This quarter, Network Appliance's alliance with Veritas will yield integrated products targeting data life-cycle management (DLM) and regulatory compliance as the result of an expanded partnership announced last August. Later in the year, the two companies plan to release an integrated disk-based backup system.
The partnership will allow Veritas to continue to build its DLM (also known as information life-cycle management, or ILM) strategy.
"Veritas is becoming more important in the full spectrum of life-cycle management as opposed to just backup, which means they need to be able to put stuff in the middle, and that's where the NetApp gear comes into play," says Steve Duplessie, founder and senior analyst at the Enterprise Storage Group.
Instead of writing data to tape drives, Veritas can now manage and write data to the NearStore system along its path, says Duplessie. "There's a lot of overlap in NetApp and Veritas environments, so product integration will make it easier on end users."
The first piece of the expanded partnership will be Veritas' Data Lifecycle Manager 5.0 integrated with Network Appliance's SnapLock software, which enables write-once disk-based storage. SnapLock "locks down" a volume so that it cannot be altered. It also enables retention dates, automatic expirations, and other features for regulatory compliance. Meanwhile, DLM 5.0 will enable policy-based migration to and from NetApp's fabric-attached storage (FAS) devices, NearStore appliances, and heterogeneous servers.
"That solution will allow users to protect, archive, organize, and manage data based on the need for regulatory archives," says Robert Soderbery, vice president of business development at Veritas. DLM 5.0 and SnapLock integration will be available in March.

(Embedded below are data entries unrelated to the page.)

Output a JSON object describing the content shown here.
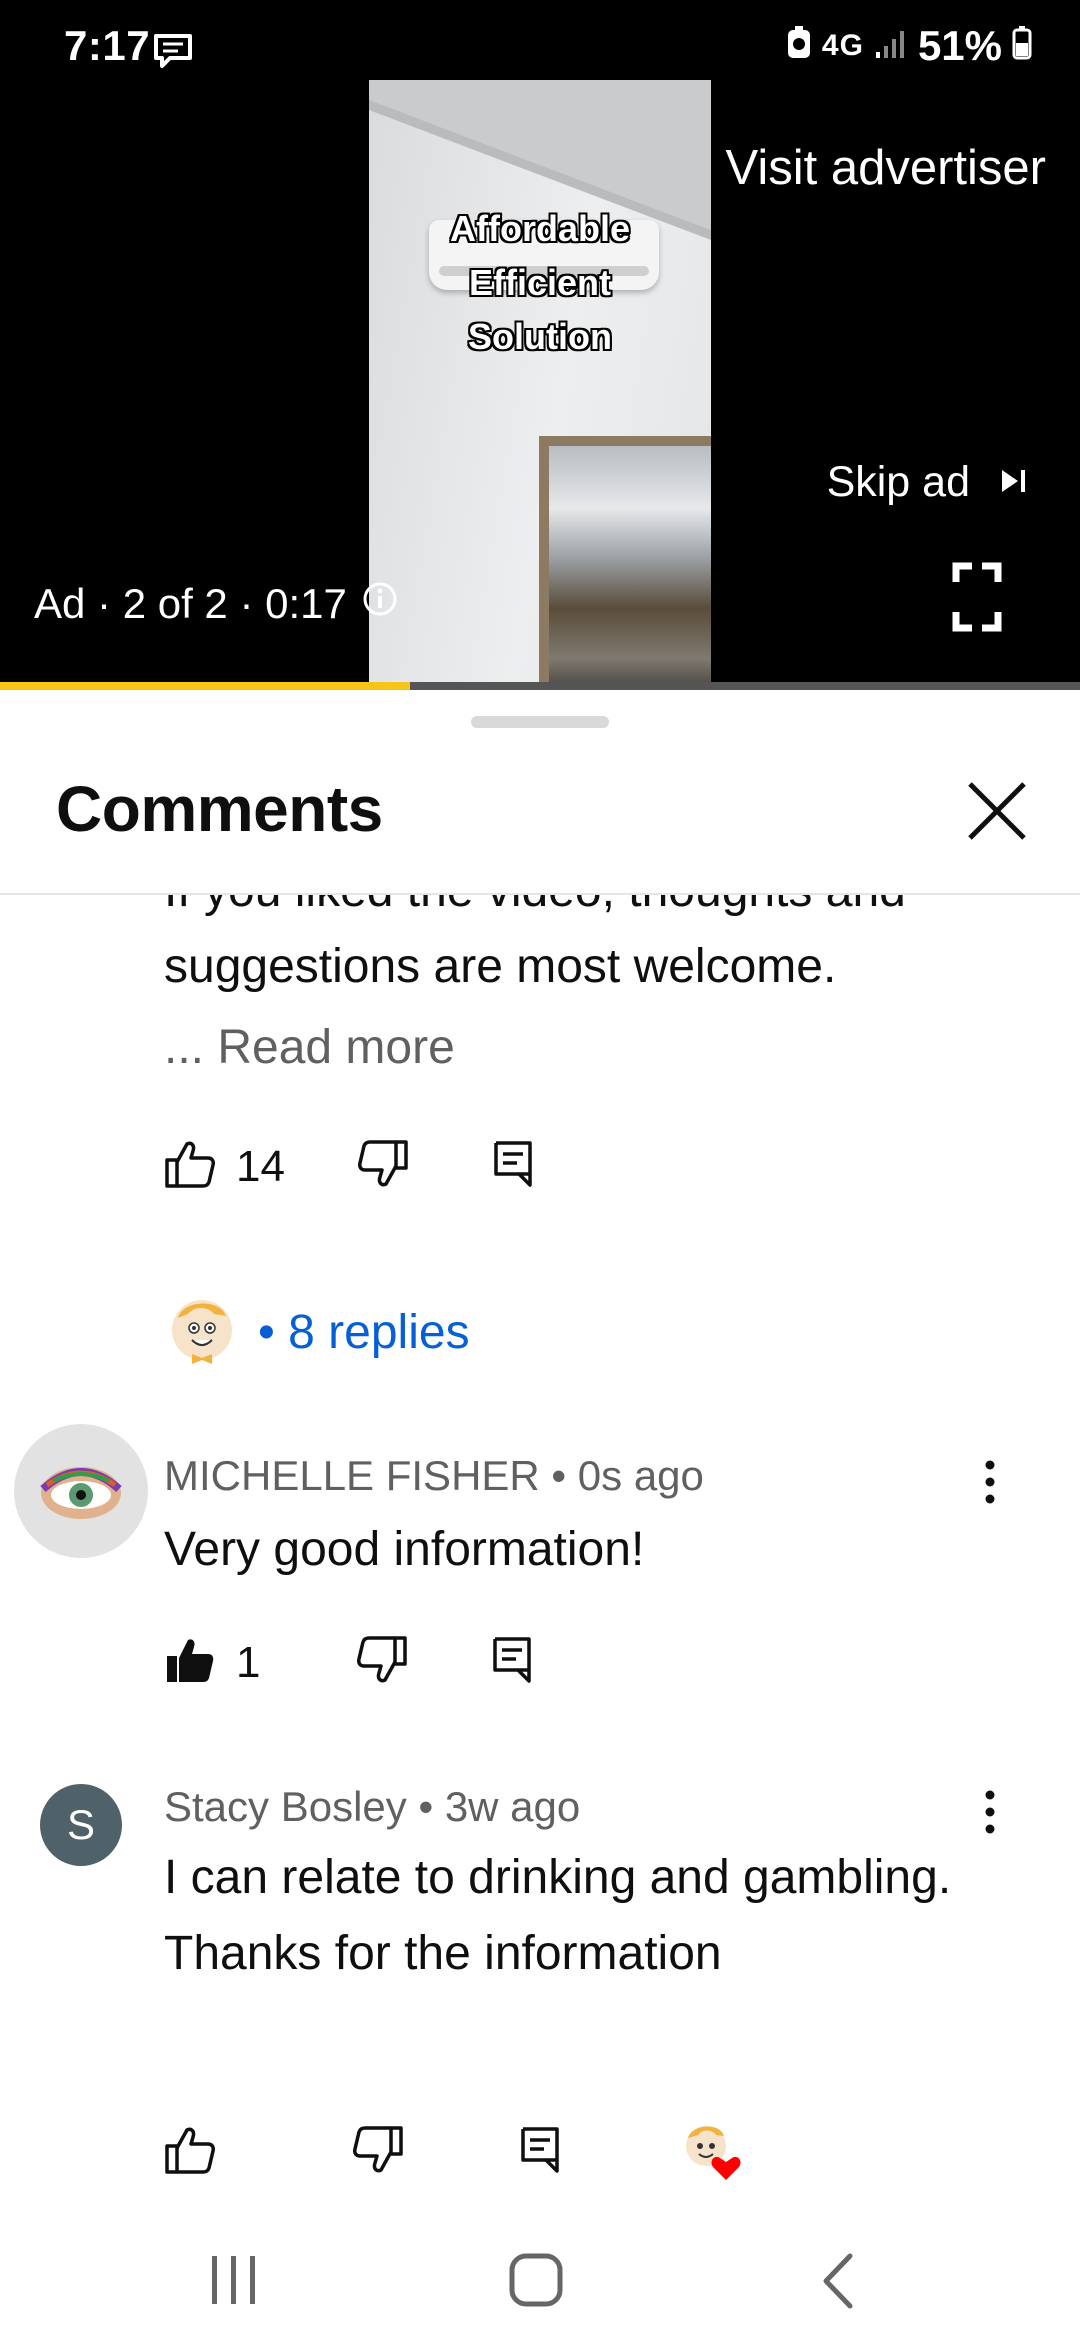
{
  "status_bar": {
    "time": "7:17",
    "network": "4G",
    "battery": "51%"
  },
  "ad": {
    "caption_lines": [
      "Affordable",
      "Efficient",
      "Solution"
    ],
    "visit_label": "Visit advertiser",
    "skip_label": "Skip ad",
    "info": "Ad · 2 of 2 · 0:17",
    "progress": 0.38
  },
  "comments": {
    "title": "Comments",
    "first": {
      "line1": "If you liked the video, thoughts and",
      "line2": "suggestions are most welcome.",
      "read_more": "... Read more",
      "likes": "14",
      "replies": "• 8 replies"
    },
    "items": [
      {
        "author": "MICHELLE FISHER",
        "age": "0s ago",
        "text": "Very good information!",
        "likes": "1",
        "avatar": "eye-avatar"
      },
      {
        "author": "Stacy Bosley",
        "age": "3w ago",
        "text": "I can relate to drinking and gambling. Thanks for the information",
        "likes": "",
        "avatar_letter": "S"
      }
    ]
  },
  "icons": [
    "chat-bubble-icon",
    "signal-icon",
    "battery-icon",
    "info-icon",
    "skip-next-icon",
    "fullscreen-icon",
    "close-icon",
    "like-icon",
    "dislike-icon",
    "reply-icon",
    "more-vertical-icon",
    "creator-heart-icon",
    "recent-apps-icon",
    "home-icon",
    "back-icon"
  ],
  "colors": {
    "accent_link": "#065fd4",
    "progress": "#f5c518",
    "heart": "#ff0000"
  }
}
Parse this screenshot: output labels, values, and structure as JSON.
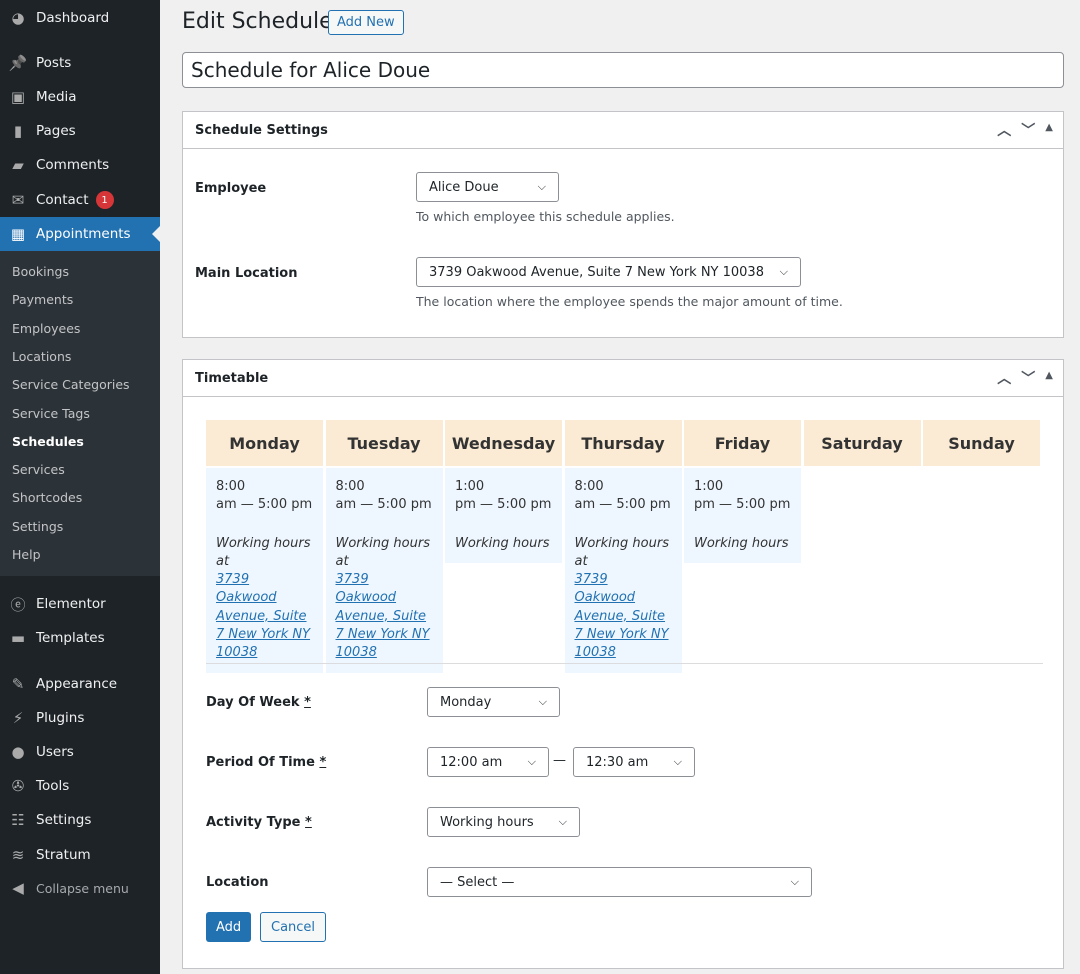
{
  "sidebar": {
    "top": [
      {
        "label": "Dashboard",
        "icon": "dashboard-icon"
      },
      {
        "label": "Posts",
        "icon": "pin-icon"
      },
      {
        "label": "Media",
        "icon": "media-icon"
      },
      {
        "label": "Pages",
        "icon": "pages-icon"
      },
      {
        "label": "Comments",
        "icon": "comment-icon"
      },
      {
        "label": "Contact",
        "icon": "mail-icon",
        "badge": "1"
      },
      {
        "label": "Appointments",
        "icon": "calendar-icon"
      }
    ],
    "sub": [
      "Bookings",
      "Payments",
      "Employees",
      "Locations",
      "Service Categories",
      "Service Tags",
      "Schedules",
      "Services",
      "Shortcodes",
      "Settings",
      "Help"
    ],
    "bottom": [
      {
        "label": "Elementor",
        "icon": "elementor-icon"
      },
      {
        "label": "Templates",
        "icon": "folder-icon"
      },
      {
        "label": "Appearance",
        "icon": "brush-icon"
      },
      {
        "label": "Plugins",
        "icon": "plugin-icon"
      },
      {
        "label": "Users",
        "icon": "user-icon"
      },
      {
        "label": "Tools",
        "icon": "wrench-icon"
      },
      {
        "label": "Settings",
        "icon": "sliders-icon"
      },
      {
        "label": "Stratum",
        "icon": "stratum-icon"
      },
      {
        "label": "Collapse menu",
        "icon": "collapse-icon"
      }
    ]
  },
  "header": {
    "title": "Edit Schedule",
    "add_new": "Add New"
  },
  "post_title": "Schedule for Alice Doue",
  "settings": {
    "title": "Schedule Settings",
    "employee_label": "Employee",
    "employee_value": "Alice Doue",
    "employee_desc": "To which employee this schedule applies.",
    "location_label": "Main Location",
    "location_value": "3739 Oakwood Avenue, Suite 7 New York NY 10038",
    "location_desc": "The location where the employee spends the major amount of time."
  },
  "timetable": {
    "title": "Timetable",
    "days": [
      "Monday",
      "Tuesday",
      "Wednesday",
      "Thursday",
      "Friday",
      "Saturday",
      "Sunday"
    ],
    "cells": [
      {
        "start": "8:00",
        "end": "am — 5:00 pm",
        "type": "Working hours",
        "at": "at",
        "location": "3739 Oakwood Avenue, Suite 7 New York NY 10038"
      },
      {
        "start": "8:00",
        "end": "am — 5:00 pm",
        "type": "Working hours",
        "at": "at",
        "location": "3739 Oakwood Avenue, Suite 7 New York NY 10038"
      },
      {
        "start": "1:00",
        "end": "pm — 5:00 pm",
        "type": "Working hours"
      },
      {
        "start": "8:00",
        "end": "am — 5:00 pm",
        "type": "Working hours",
        "at": "at",
        "location": "3739 Oakwood Avenue, Suite 7 New York NY 10038"
      },
      {
        "start": "1:00",
        "end": "pm — 5:00 pm",
        "type": "Working hours"
      }
    ],
    "form": {
      "day_label": "Day Of Week",
      "day_value": "Monday",
      "period_label": "Period Of Time",
      "period_from": "12:00 am",
      "period_sep": "—",
      "period_to": "12:30 am",
      "activity_label": "Activity Type",
      "activity_value": "Working hours",
      "location_label": "Location",
      "location_value": "— Select —",
      "required": "*",
      "add": "Add",
      "cancel": "Cancel"
    }
  }
}
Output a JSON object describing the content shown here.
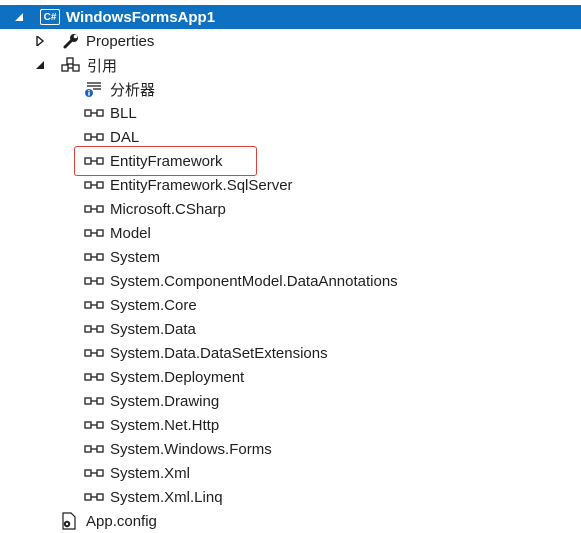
{
  "project": {
    "name": "WindowsFormsApp1",
    "badge": "C#"
  },
  "properties": {
    "label": "Properties"
  },
  "references": {
    "label": "引用",
    "analyzers": "分析器",
    "items": [
      "BLL",
      "DAL",
      "EntityFramework",
      "EntityFramework.SqlServer",
      "Microsoft.CSharp",
      "Model",
      "System",
      "System.ComponentModel.DataAnnotations",
      "System.Core",
      "System.Data",
      "System.Data.DataSetExtensions",
      "System.Deployment",
      "System.Drawing",
      "System.Net.Http",
      "System.Windows.Forms",
      "System.Xml",
      "System.Xml.Linq"
    ]
  },
  "appconfig": {
    "label": "App.config"
  },
  "colors": {
    "selection": "#0e70c0",
    "highlight_border": "#e0403a"
  }
}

Expected in the second half of the year will be integration of Veritas' NetBackup 5.0 with Network Appliance's SnapVault software. SnapVault enables centralized disk-based backup for heterogeneous storage.
NetBackup 5.0 will provide a single management interface for heterogeneous environments, incorporating both SnapVault for filer-to-filer protection as well as Windows and Unix host systems and applications using NearStore for disk-based backup and recovery.
"The real advantage for disk-based solutions is speed—particularly recovery speed," says Patrick Rogers, vice president of partners and alliances at Network Appliance. "Users will be able do that seamlessly in their existing backup environments, enabling transparent introduction of disk-based solutions," says Rogers.
The backup integration will also use Veritas' NetBackup Advanced Client and Oracle Agent for online disk-based backup of Oracle databases running on Network Appliance storage. Users will be able to rapidly detect and restore corrupted or damaged parts of an Oracle database without restoring the entire database.
Network Appliance will resell Veritas' DLM 5.0 and NetBackup as part of its integrated solutions.